And my anxiety escalated. I began seeing a counsellor regularly. He recommended that the next time I was poked constantly on my back that I should stand up and deck the guy - seriously. Even if it got me into trouble with the teacher, because it would have been a small victory with that kid. So I tried. And I failed. I remember vividly enduring the pokes, trying to work up the nerve to hit him and finally doing so, only to have him see it coming and block it. And the tormenting increased as a result. The counsellor was dumb.
The worst incident happened on a day when our class was playing fastball outside during our last period spare. I was up to bat. Now remember - ball was my game, and I was very competitive. The problem was that Bully #1 was playing first base and Bully #2 was playing second. I had to make the choice to either strike out or hit a home run or I would be stuck on a base with the bullies. Striking out was not an option for a competitive girl like me, so I told myself I would simply belt it out of the ballpark. Well, it didn't quite work that way. I only made it to.......second base - with the worst bully of the two. The minute I stopped on that base the taunting began:
"You are so ugly, you are so useless. I should just grind you up like a toothpick and stick you back in the ground where you belong! You know what you are? You are a living abortion!"
And something in me broke. I took off running toward the school with my teacher shouting at me to come back. To this day I don't think she said a word to that kid, honestly. I ran into the bathroom in a different wing of the school, went into a stall, locked it and sat on the top of the toilet and cried. I stayed there until the first bell rang. I stayed there until the second bell rang. I stayed there until I was sure not a soul was left in that school. And then I finally crept out of that bathroom, peeked down the hallways, and ran home from school, at least a half hour later than normal.
I informed my mother that I was not going to school the next day. She didn't force me - which was wise. She waited until I was ready, which was the next afternoon. I knew I had to face it eventually, but she let me come to that conclusion myself.
I entered the hallways of the school the next afternoon, only to be met by Bully #2. The first thing he said to me was: "Where were you? Out getting an abortion?"
When I heard that Mark Wills song the other day, all of this came rushing back.

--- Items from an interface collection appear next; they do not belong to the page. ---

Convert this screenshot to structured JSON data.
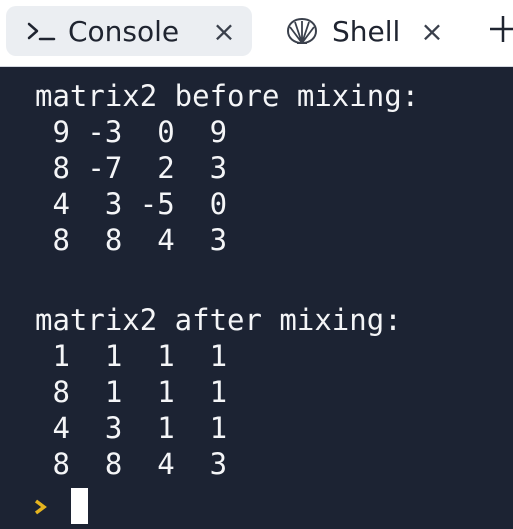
{
  "tabs": [
    {
      "label": "Console",
      "icon": "console-prompt-icon",
      "active": true,
      "close_glyph": "×"
    },
    {
      "label": "Shell",
      "icon": "shell-icon",
      "active": false,
      "close_glyph": "×"
    }
  ],
  "new_tab": {
    "icon": "plus-icon"
  },
  "terminal": {
    "lines": [
      "matrix2 before mixing:",
      " 9 -3  0  9",
      " 8 -7  2  3",
      " 4  3 -5  0",
      " 8  8  4  3",
      "",
      "matrix2 after mixing:",
      " 1  1  1  1",
      " 8  1  1  1",
      " 4  3  1  1",
      " 8  8  4  3"
    ],
    "prompt_icon": "prompt-chevron-icon",
    "colors": {
      "background": "#1c2333",
      "text": "#f4f5f7",
      "prompt": "#e5b41f",
      "cursor": "#ffffff"
    }
  }
}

And I said to my mom, who happened to be there at the time, "You know, as hard as all of that was, I would much rather be on the receiving end of a bully than to be the bully, any day."

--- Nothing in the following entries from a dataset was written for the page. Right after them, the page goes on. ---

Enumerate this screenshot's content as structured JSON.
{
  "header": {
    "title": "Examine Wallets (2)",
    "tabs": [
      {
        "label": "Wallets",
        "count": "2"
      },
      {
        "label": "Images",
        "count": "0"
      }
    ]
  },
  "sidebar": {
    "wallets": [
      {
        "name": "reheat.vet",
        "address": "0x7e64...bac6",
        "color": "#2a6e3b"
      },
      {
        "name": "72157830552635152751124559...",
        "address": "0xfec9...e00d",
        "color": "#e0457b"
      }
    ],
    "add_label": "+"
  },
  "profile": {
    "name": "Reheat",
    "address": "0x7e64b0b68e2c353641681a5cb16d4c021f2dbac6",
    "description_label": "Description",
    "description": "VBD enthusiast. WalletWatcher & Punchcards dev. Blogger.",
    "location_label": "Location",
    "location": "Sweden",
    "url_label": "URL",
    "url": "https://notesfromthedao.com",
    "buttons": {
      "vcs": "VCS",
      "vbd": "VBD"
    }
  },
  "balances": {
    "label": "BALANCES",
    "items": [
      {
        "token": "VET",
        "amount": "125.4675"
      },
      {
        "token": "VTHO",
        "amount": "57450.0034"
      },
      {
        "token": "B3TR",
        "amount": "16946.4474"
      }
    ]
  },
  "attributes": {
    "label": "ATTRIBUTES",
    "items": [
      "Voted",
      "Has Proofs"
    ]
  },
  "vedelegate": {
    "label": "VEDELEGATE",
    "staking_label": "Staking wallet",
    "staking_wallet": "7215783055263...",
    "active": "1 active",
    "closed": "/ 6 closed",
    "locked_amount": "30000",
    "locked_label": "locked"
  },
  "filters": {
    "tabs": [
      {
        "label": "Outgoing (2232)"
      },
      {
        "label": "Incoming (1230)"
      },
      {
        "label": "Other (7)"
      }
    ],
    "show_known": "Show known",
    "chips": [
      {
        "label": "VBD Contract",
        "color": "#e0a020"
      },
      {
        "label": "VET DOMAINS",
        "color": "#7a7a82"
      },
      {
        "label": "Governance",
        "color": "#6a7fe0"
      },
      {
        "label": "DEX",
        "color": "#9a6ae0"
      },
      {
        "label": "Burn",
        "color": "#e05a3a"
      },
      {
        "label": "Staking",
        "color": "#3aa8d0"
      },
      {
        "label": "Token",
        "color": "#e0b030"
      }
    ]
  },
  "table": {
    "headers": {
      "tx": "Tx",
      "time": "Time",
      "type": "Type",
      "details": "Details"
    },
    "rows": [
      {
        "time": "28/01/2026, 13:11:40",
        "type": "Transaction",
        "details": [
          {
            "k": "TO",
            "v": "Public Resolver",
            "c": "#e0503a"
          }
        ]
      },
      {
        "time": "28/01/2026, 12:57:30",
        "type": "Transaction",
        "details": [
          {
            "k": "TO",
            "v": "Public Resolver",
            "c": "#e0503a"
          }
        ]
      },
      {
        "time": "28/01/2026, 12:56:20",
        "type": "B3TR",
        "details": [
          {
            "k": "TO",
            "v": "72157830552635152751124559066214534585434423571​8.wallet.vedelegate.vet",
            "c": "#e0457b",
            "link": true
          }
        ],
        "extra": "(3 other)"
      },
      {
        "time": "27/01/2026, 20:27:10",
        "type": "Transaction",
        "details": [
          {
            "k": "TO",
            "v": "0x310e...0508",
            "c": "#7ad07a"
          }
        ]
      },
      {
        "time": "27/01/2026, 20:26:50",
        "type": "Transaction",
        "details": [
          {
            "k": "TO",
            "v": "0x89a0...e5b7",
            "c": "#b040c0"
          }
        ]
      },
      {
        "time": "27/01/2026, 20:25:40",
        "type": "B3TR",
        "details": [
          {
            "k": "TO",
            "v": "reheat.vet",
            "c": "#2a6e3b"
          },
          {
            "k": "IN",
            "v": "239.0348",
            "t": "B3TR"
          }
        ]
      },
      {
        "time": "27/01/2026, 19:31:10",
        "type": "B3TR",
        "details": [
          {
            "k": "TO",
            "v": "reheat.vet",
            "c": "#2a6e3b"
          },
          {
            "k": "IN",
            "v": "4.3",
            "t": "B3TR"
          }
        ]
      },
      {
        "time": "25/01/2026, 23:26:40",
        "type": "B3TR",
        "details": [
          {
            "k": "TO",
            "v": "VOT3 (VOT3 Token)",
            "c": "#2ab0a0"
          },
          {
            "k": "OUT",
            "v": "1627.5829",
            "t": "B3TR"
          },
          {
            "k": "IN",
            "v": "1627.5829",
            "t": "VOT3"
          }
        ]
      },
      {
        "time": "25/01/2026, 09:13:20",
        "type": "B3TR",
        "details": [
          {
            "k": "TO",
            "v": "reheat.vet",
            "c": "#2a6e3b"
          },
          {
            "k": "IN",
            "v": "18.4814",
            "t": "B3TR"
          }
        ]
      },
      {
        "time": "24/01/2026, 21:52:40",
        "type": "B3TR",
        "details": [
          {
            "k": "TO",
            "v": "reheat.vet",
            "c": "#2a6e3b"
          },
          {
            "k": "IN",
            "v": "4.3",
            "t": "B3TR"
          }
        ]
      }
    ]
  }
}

I think of my kids, my daughter in particular who unfortunately has some of my more vulnerable traits. And the mother in me prays and hopes she never has to face that kind of thing; however, the woman in me realizes how it shaped me, I believe, into a better person than I would have otherwise been. And I know it would for her, too, if it ever happened.
Looking back, it was only a very short time after that that I found Jesus. Or should I say Jesus found me. And I wonder.....would I have looked for him as intently had it not happened? I honestly don't know.

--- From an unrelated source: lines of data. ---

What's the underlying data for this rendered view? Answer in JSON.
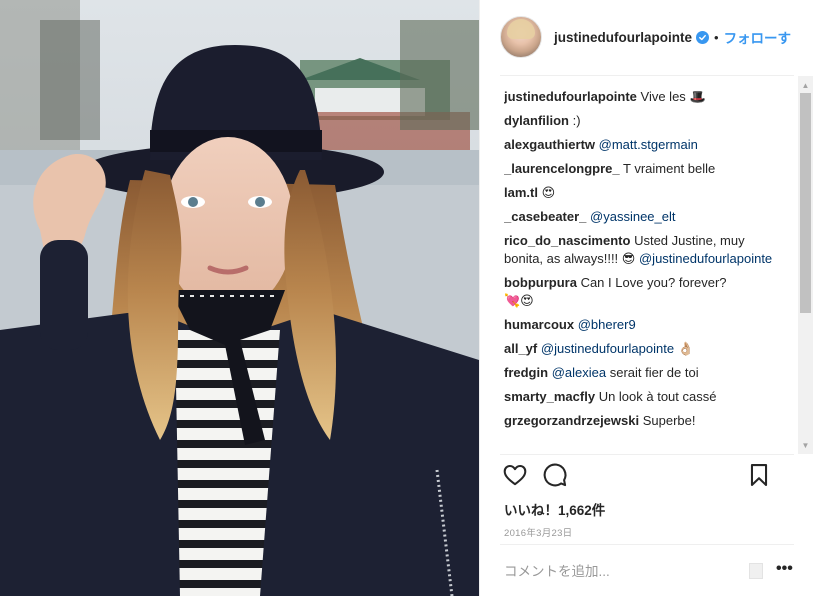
{
  "post": {
    "author": "justinedufourlapointe",
    "separator": "•",
    "follow_label": "フォローす",
    "likes_label": "いいね！1,662件",
    "date_label": "2016年3月23日",
    "comment_placeholder": "コメントを追加...",
    "more_label": "•••"
  },
  "comments": [
    {
      "user": "justinedufourlapointe",
      "text": "Vive les",
      "emoji": "🎩"
    },
    {
      "user": "dylanfilion",
      "text": ":)"
    },
    {
      "user": "alexgauthiertw",
      "mention": "@matt.stgermain"
    },
    {
      "user": "_laurencelongpre_",
      "text": "T vraiment belle"
    },
    {
      "user": "lam.tl",
      "emoji": "😍"
    },
    {
      "user": "_casebeater_",
      "mention": "@yassinee_elt"
    },
    {
      "user": "rico_do_nascimento",
      "text": "Usted Justine, muy bonita, as always!!!!",
      "emoji": "😎",
      "mention2": "@justinedufourlapointe"
    },
    {
      "user": "bobpurpura",
      "text": "Can I Love you? forever?",
      "emoji": "💘😍"
    },
    {
      "user": "humarcoux",
      "mention": "@bherer9"
    },
    {
      "user": "all_yf",
      "mention": "@justinedufourlapointe",
      "emoji": "👌🏼"
    },
    {
      "user": "fredgin",
      "mention": "@alexiea",
      "text": "serait fier de toi"
    },
    {
      "user": "smarty_macfly",
      "text": "Un look à tout cassé"
    },
    {
      "user": "grzegorzandrzejewski",
      "text": "Superbe!"
    }
  ],
  "scrollbar": {
    "up": "▲",
    "down": "▼"
  },
  "colors": {
    "link": "#003569",
    "accent": "#3897f0",
    "text": "#262626",
    "muted": "#999999"
  },
  "icons": [
    "heart-icon",
    "comment-icon",
    "bookmark-icon",
    "verified-badge-icon"
  ]
}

Part of the chorus of the song, Don't Laugh At Me:
Don't laugh at me
Don't call me names
Don't take your pleasure
From my pain
I thank God from the bottom of my heart that He used this incident to get my attention. I'm also thankful that, to my knowledge, I have never gotten pleasure out of anyone's pain. I pray to God that I never do.